In light of the inspections, both the employer and the employee should carefully review the I-983, and update it as needed. Moreover, both the employer and the student should be familiar with the content of the I-983. They should be prepared to describe the training opportunity to an immigration officer. As we have often explained to our clients, even without a site visit, compliance is extremely important. The I-983 creates obligations certified by both the student and the employer. Violations could result in termination of immigration status. Violations could even affect future applications if USCIS or consular officers see discrepancies between the I-983 and their biographies on the internet or resumes.
As with any site visit, front line employees, such as security officers or administrative staff, should ask the immigration officer for a business card, and ask the officer to wait until the designated HR at the worksite is called. The immigration officer may want to tour the worksite, but best practice is to have the officer accompanied by the designated person on site. Furthermore, we ask that our current clients contact us immediately if an immigration officer requests an on-site visit.
We wrote earlier this summer about the Department of Labor’s new software rollout. The Foreign Labor Application Gateway, or FLAG, is the government’s new cloud-based portal designed to serve as an application filing and case management solution for all foreign labor certification processes. The first part of the rollout required employers to submit Prevailing Wage Requests on the platform. Now employers must also submit the Labor Condition Application (“LCA”) for Nonimmigrant Workers using this system.
The LCA is an integral part of the H-1B, H-1B1, and E-3 application processes. Many temporary work visa applications will require this new software, which has experienced significant technical issues throughout the rollout process. This software will also make it easier for the government to crosscheck information between the temporary work visa application and the green card process. We have anticipated this change. We will ensure that the transition is smooth and the information provided is consistent across application types for all of our clients.
The Department of Homeland Security (“DHS”) issued a new rule to determine eligibility for temporary work status, a green card, or admission to the United States. The rule changes the standard used to decide how likely an applicant is to become a financial burden on the government (“public charge”). To make this determination, adjudicators apply a totality of the circumstances test. This test weighs the applicant’s age, health, family status, education and skills, assets, resources, and financial status. The rule will go into effect on October 15, 2019, but the government will not consider benefits received prior to this date
Family-Based Green Card Applicants: If an applicant received certain public benefits, such as food stamps, during a designated time period, the applicant might not be eligible for a green card.
Temporary Work Status: Furthermore, DHS will conduct a more limited public charge determination for nonimmigrants seeking a change or extension of status. In these cases, the government will only consider whether the applicant has received designated benefits for a certain period since obtaining the nonimmigrant status they seek to change from or extend. Fortunately, the government will not weigh other factors in determining if the applicant will be a public charge in the future.

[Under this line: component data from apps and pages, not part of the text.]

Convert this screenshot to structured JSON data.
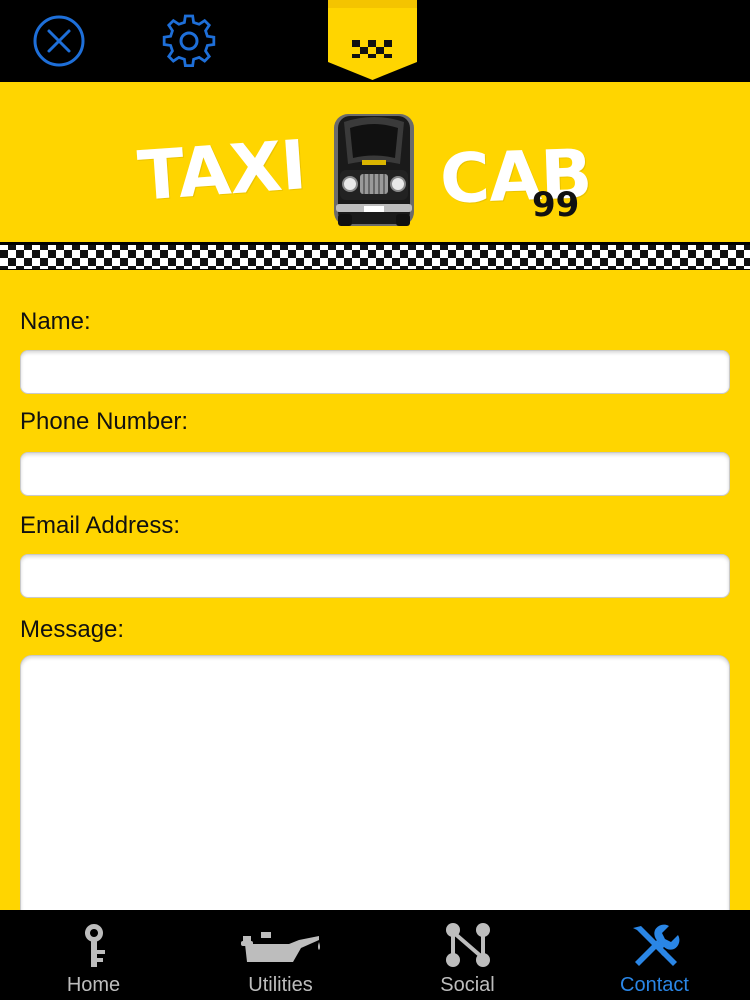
{
  "topbar": {
    "close_icon": "close-circle-icon",
    "settings_icon": "gear-icon",
    "badge_icon": "taxi-checker-badge-icon",
    "icon_color": "#1e6fd9"
  },
  "logo": {
    "word_left": "TAXI",
    "word_right": "CAB",
    "number": "99",
    "image": "taxi-car-icon"
  },
  "form": {
    "name_label": "Name:",
    "name_value": "",
    "phone_label": "Phone Number:",
    "phone_value": "",
    "email_label": "Email Address:",
    "email_value": "",
    "message_label": "Message:",
    "message_value": ""
  },
  "tabs": [
    {
      "label": "Home",
      "icon": "key-icon",
      "active": false
    },
    {
      "label": "Utilities",
      "icon": "oil-can-icon",
      "active": false
    },
    {
      "label": "Social",
      "icon": "social-network-icon",
      "active": false
    },
    {
      "label": "Contact",
      "icon": "tools-icon",
      "active": true
    }
  ],
  "colors": {
    "background": "#ffd500",
    "bars": "#000000",
    "active_tab": "#2a86e6",
    "inactive_tab": "#bdbdbd"
  }
}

Asylum: Notably, this new rule does not apply to asylum applicants and refugees.
Though this rule is much more restrictive than current policy, we will continue to prepare our clients so they are able to demonstrate they will not become a public charge. As we previously wrote, the government has been taking aim at this ground of inadmissibility for some time, but with the proper documentation and preparation, we know our clients will continue to be successful in their immigration matters.